December 07, 2006


December 17, 2006

The world of Art mirrors the world of Society. Just as the latter is based on hierarchy, on
a class system, so is the former.

And in the world of Art, poetry is the lowest class.

In the world of Art, poets are the proles, the slaves.

Just as slaves in the world of Society are bullied and beaten, treated as subhuman, so in the world of Art poets are similarly abused.

All the wealth/value produced by Society's slaves is stolen from them by those in the higher classes. The latter grow rich on the former's misery.

Every idea or good generated by poet-labor is also stolen, plagiarized by the higher classes of Music, Painting, Film and Prose. They prosper on the poet's back. All their wealth comes from stealing and using what the poet-slave produces.


As slaves, poets internalize their inferior status. We grovel before the Masters of Music Painting Film and Prose. We become their lickspittles, their toadies, their dogs, obsequiously grateful for the least crumb falling from their fat tables.

We flatter kiss-ass praise these Masters for their greatness, forgetting that every good every gram of worth they possess, every virtue, was stolen from us.
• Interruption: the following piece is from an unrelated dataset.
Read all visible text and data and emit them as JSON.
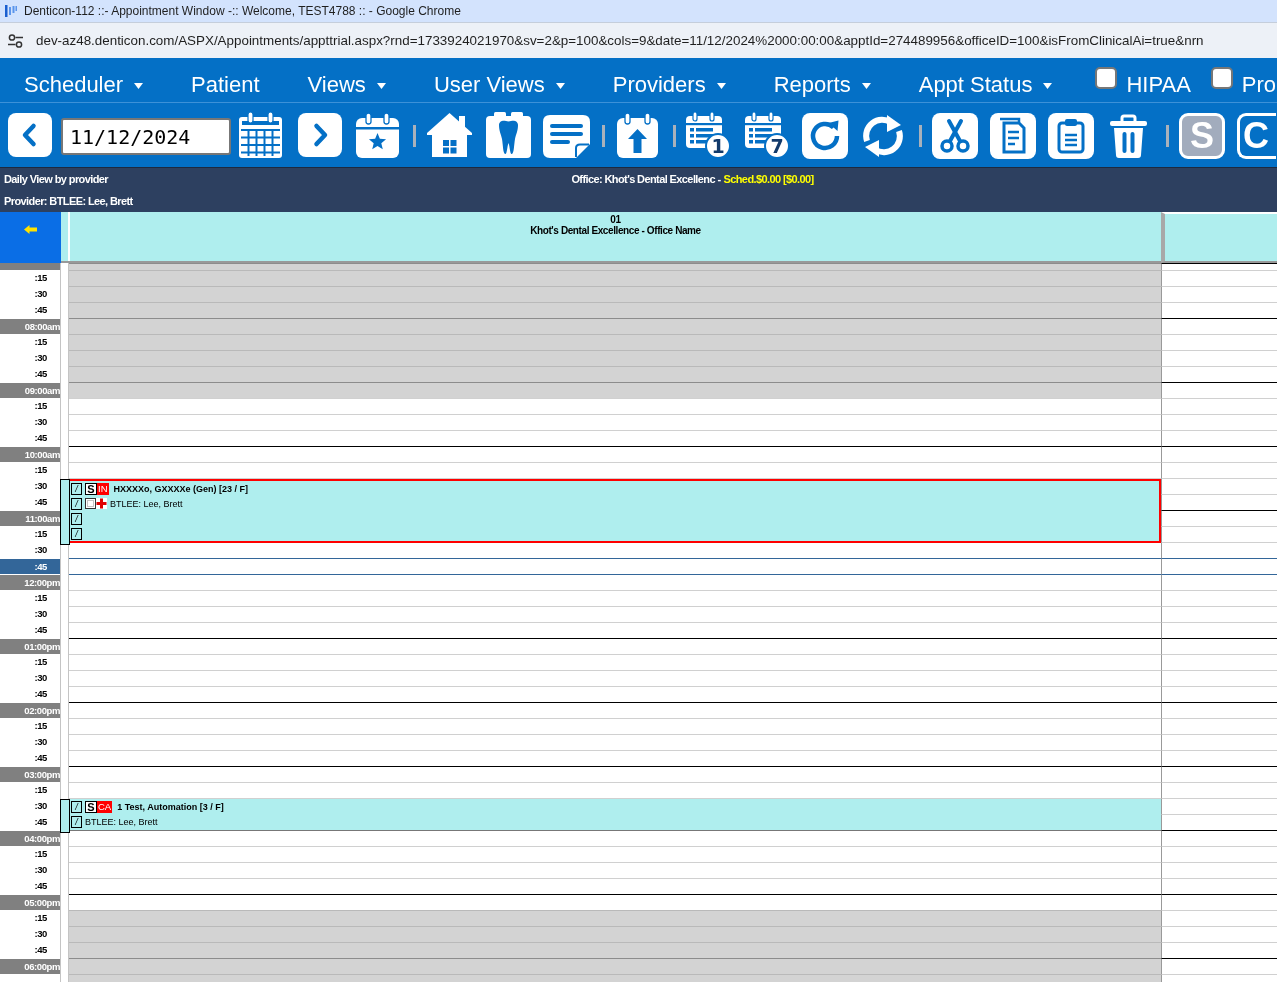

From time to time the slaves of Society have risen up against their evil Masters, have rebelled against their oppressors.

But the slaves of Art, the poets, have they ever revolted against their oppressive Masters?


We have never tried to rip off our chains. We have never protested against the Prosewriters the Filmmakers the Musicmucks the Painters,

the Masters who daily steal our resources, we have never tried to expose their criminal acts of theft and exploitation.

No, we never even dream of rising up in fury to confront and attack these overlords whose cabals conspire against our welfare, whose cultural institutions and media are designed and operated to keep us in penury and abject submission. Whose statutes of power stand ready to cripple and punish and murder us. As they have done so often.